Your songs are long, atmospheric and epic, but how do you feel about those typical ‘simple happy’ folk-metalsongs from bands like Korpiklaani?
Olli: I’d never listen to these bands at home, but when they’re part of the card on a concert or festival I’m sure drinking a lot of beer while watching their show and I’m just having a good time. I don’t know where you put TrollfesT in that conversation, but if they’re on your ‘simple happy’ list they are the exception to the rule, since we all love their True Norwegian Balkan Metal.
You’re originating from Schwarzwald (Black Forest), so what is your favorite kind of tree?
Olli: I’m originating from Berlin, but my favorite tree is the Christmas tree.

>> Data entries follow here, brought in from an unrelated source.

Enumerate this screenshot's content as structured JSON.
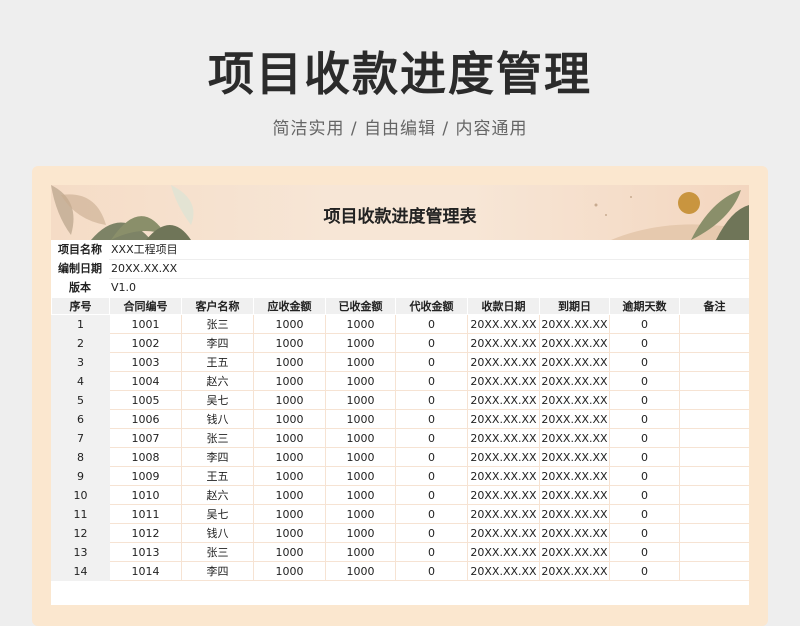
{
  "title": "项目收款进度管理",
  "subtitle": "简洁实用 / 自由编辑 / 内容通用",
  "sheet_title": "项目收款进度管理表",
  "meta": [
    {
      "label": "项目名称",
      "value": "XXX工程项目"
    },
    {
      "label": "编制日期",
      "value": "20XX.XX.XX"
    },
    {
      "label": "版本",
      "value": "V1.0"
    }
  ],
  "columns": [
    "序号",
    "合同编号",
    "客户名称",
    "应收金额",
    "已收金额",
    "代收金额",
    "收款日期",
    "到期日",
    "逾期天数",
    "备注"
  ],
  "rows": [
    [
      "1",
      "1001",
      "张三",
      "1000",
      "1000",
      "0",
      "20XX.XX.XX",
      "20XX.XX.XX",
      "0",
      ""
    ],
    [
      "2",
      "1002",
      "李四",
      "1000",
      "1000",
      "0",
      "20XX.XX.XX",
      "20XX.XX.XX",
      "0",
      ""
    ],
    [
      "3",
      "1003",
      "王五",
      "1000",
      "1000",
      "0",
      "20XX.XX.XX",
      "20XX.XX.XX",
      "0",
      ""
    ],
    [
      "4",
      "1004",
      "赵六",
      "1000",
      "1000",
      "0",
      "20XX.XX.XX",
      "20XX.XX.XX",
      "0",
      ""
    ],
    [
      "5",
      "1005",
      "吴七",
      "1000",
      "1000",
      "0",
      "20XX.XX.XX",
      "20XX.XX.XX",
      "0",
      ""
    ],
    [
      "6",
      "1006",
      "钱八",
      "1000",
      "1000",
      "0",
      "20XX.XX.XX",
      "20XX.XX.XX",
      "0",
      ""
    ],
    [
      "7",
      "1007",
      "张三",
      "1000",
      "1000",
      "0",
      "20XX.XX.XX",
      "20XX.XX.XX",
      "0",
      ""
    ],
    [
      "8",
      "1008",
      "李四",
      "1000",
      "1000",
      "0",
      "20XX.XX.XX",
      "20XX.XX.XX",
      "0",
      ""
    ],
    [
      "9",
      "1009",
      "王五",
      "1000",
      "1000",
      "0",
      "20XX.XX.XX",
      "20XX.XX.XX",
      "0",
      ""
    ],
    [
      "10",
      "1010",
      "赵六",
      "1000",
      "1000",
      "0",
      "20XX.XX.XX",
      "20XX.XX.XX",
      "0",
      ""
    ],
    [
      "11",
      "1011",
      "吴七",
      "1000",
      "1000",
      "0",
      "20XX.XX.XX",
      "20XX.XX.XX",
      "0",
      ""
    ],
    [
      "12",
      "1012",
      "钱八",
      "1000",
      "1000",
      "0",
      "20XX.XX.XX",
      "20XX.XX.XX",
      "0",
      ""
    ],
    [
      "13",
      "1013",
      "张三",
      "1000",
      "1000",
      "0",
      "20XX.XX.XX",
      "20XX.XX.XX",
      "0",
      ""
    ],
    [
      "14",
      "1014",
      "李四",
      "1000",
      "1000",
      "0",
      "20XX.XX.XX",
      "20XX.XX.XX",
      "0",
      ""
    ]
  ],
  "colors": {
    "frame": "#fbe7cf",
    "banner": "#f7e6d6",
    "leaf": "#8a8f6a",
    "sun": "#c9953f"
  }
}
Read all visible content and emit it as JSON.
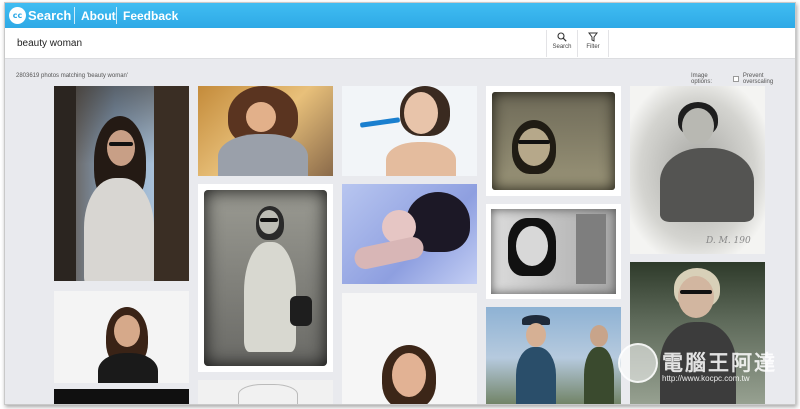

I’ve had so many funny nights between Christmas and New Year’s Eve where I took those trees to a train or stuff like that, I just love them for all the crazy memories ;-)
Simon: No matter I love all kinds of trees; I think that my favorite ones are the firs.
What can we expect from Finsterforst in the near future?
Olli: Expect us to get better at all aspects. I love the new album, but I know there are better lyrics in me. There are some parts of the vocals which I think I could have done better and so on. I’m sure the other guys feel similar. We can and will get better. Besides that I expect us to play more shows, do some serious touring and just have a great time together. And expect us to get drunk after the shows!
Simon: I think that we have done a brilliant job for this particular time in which we created and produced “Rastlos”. I can’t criticize anything, but that is because I watch those things different. Of course after some time we will come up with thoughts like “Hmmm, but there and there and this and that we could have done like that!” But the final product of “Rastlos” is in my eyes nearly perfect. In future, as Olli said, we will improve ourselves and simply will get better. It will be a great challenge to top the level of this album; I am more than motivated to compose new shit! ;-)
Do you still have anything to say to the readers of folk-metal.nl or your Dutch fans?
Olli: We hope to be back soon. Had a lot of fun in the Netherlands, you guys just rock. So, what’s left to say? Cheers friends and lose yourself in ‘Rastlos’. I promise the hell of a trip ;-)
Simon: Cheers to Holland, godverdomme!